═══ Dataset entries ═══

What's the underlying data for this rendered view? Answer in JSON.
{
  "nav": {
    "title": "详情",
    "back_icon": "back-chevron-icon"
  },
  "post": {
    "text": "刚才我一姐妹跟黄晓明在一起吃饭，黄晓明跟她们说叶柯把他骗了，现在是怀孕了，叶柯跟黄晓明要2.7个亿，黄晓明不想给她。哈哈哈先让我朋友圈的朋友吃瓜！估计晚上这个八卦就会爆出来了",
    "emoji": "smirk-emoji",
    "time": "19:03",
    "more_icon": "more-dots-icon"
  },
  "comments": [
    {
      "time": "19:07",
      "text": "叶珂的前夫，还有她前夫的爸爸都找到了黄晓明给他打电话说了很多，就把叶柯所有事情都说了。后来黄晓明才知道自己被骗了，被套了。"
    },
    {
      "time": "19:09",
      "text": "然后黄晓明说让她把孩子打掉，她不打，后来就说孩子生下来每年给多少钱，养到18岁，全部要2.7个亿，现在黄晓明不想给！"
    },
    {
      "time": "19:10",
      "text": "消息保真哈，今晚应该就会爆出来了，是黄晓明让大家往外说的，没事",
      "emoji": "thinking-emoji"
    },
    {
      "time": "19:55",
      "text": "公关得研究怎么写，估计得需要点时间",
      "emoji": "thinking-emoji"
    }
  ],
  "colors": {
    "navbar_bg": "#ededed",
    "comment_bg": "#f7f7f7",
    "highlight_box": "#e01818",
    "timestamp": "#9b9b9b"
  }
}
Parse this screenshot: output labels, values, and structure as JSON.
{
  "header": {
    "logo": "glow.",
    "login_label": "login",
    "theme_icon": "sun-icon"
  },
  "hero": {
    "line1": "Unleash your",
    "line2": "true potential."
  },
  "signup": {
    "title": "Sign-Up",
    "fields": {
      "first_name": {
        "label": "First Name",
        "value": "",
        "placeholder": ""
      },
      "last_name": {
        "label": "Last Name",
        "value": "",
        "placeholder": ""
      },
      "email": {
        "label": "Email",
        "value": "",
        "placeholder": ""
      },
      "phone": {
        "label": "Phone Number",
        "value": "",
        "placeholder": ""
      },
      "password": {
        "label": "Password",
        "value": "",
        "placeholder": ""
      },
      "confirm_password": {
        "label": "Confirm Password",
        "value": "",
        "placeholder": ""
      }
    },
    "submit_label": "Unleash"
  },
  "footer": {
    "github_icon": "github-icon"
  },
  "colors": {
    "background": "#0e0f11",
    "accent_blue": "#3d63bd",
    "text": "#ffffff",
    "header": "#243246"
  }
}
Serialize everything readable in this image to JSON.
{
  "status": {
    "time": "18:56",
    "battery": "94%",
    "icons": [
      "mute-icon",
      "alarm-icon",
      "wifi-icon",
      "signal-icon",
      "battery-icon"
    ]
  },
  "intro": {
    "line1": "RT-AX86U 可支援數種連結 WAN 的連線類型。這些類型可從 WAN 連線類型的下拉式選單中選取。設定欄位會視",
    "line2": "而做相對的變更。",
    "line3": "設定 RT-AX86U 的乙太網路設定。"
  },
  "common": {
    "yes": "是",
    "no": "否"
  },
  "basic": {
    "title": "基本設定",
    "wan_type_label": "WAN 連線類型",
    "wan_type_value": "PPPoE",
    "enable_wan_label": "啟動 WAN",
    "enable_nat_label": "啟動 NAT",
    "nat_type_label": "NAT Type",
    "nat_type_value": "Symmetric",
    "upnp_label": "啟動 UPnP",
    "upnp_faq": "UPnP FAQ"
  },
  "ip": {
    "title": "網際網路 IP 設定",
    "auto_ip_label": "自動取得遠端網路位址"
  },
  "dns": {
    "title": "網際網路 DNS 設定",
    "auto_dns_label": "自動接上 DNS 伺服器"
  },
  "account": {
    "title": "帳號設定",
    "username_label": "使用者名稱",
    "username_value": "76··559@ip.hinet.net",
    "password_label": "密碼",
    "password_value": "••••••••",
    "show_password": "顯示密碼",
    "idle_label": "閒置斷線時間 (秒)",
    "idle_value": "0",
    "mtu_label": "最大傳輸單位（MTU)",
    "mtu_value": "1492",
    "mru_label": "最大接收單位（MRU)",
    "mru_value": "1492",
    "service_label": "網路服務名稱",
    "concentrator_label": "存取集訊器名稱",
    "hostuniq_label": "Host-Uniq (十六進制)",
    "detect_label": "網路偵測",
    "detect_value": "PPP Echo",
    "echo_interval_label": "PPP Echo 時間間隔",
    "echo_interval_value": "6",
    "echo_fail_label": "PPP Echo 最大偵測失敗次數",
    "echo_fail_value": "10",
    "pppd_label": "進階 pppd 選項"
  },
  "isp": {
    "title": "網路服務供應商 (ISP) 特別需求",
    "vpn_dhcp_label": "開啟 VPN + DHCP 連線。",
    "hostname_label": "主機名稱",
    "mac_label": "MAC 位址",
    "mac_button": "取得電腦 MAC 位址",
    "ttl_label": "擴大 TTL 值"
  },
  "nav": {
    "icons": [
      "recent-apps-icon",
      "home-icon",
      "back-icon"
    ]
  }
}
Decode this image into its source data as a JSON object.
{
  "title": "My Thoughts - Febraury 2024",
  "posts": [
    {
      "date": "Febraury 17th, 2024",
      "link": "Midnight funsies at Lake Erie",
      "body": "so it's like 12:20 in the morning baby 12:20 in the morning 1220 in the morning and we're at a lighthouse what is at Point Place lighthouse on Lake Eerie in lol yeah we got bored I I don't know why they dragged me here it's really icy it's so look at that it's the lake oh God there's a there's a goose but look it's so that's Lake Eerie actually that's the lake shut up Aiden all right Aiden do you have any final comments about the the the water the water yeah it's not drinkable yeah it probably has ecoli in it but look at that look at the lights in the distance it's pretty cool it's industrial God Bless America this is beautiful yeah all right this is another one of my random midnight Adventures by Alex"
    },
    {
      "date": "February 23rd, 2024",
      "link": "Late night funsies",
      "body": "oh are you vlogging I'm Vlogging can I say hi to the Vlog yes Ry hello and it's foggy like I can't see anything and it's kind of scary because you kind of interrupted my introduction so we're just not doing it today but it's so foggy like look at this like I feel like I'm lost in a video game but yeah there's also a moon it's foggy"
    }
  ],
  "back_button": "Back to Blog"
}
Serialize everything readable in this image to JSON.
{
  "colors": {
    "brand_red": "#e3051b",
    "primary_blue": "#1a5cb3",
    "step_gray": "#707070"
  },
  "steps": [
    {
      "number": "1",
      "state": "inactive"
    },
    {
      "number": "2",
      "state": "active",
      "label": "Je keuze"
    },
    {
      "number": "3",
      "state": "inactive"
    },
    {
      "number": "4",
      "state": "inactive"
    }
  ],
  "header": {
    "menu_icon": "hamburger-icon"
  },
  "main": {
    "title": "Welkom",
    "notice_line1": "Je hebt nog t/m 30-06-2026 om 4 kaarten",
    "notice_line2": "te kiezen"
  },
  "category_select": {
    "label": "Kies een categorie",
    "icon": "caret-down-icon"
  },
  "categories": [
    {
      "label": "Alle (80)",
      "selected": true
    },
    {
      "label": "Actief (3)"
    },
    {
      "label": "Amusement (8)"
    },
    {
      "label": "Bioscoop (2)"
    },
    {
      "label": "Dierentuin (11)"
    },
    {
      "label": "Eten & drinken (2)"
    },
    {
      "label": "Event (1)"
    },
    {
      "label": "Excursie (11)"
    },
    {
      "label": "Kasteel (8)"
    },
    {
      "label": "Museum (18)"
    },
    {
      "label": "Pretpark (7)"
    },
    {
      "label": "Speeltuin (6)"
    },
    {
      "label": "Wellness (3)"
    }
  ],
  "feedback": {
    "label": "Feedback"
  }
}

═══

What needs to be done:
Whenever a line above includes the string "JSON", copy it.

Task answer:
What's the underlying data for this rendered view? Answer in JSON.
Parse this screenshot: output labels, values, and structure as JSON.
Serialize everything readable in this image to JSON.
Decode this image into its source data as a JSON object.
Serialize everything readable in this image to JSON.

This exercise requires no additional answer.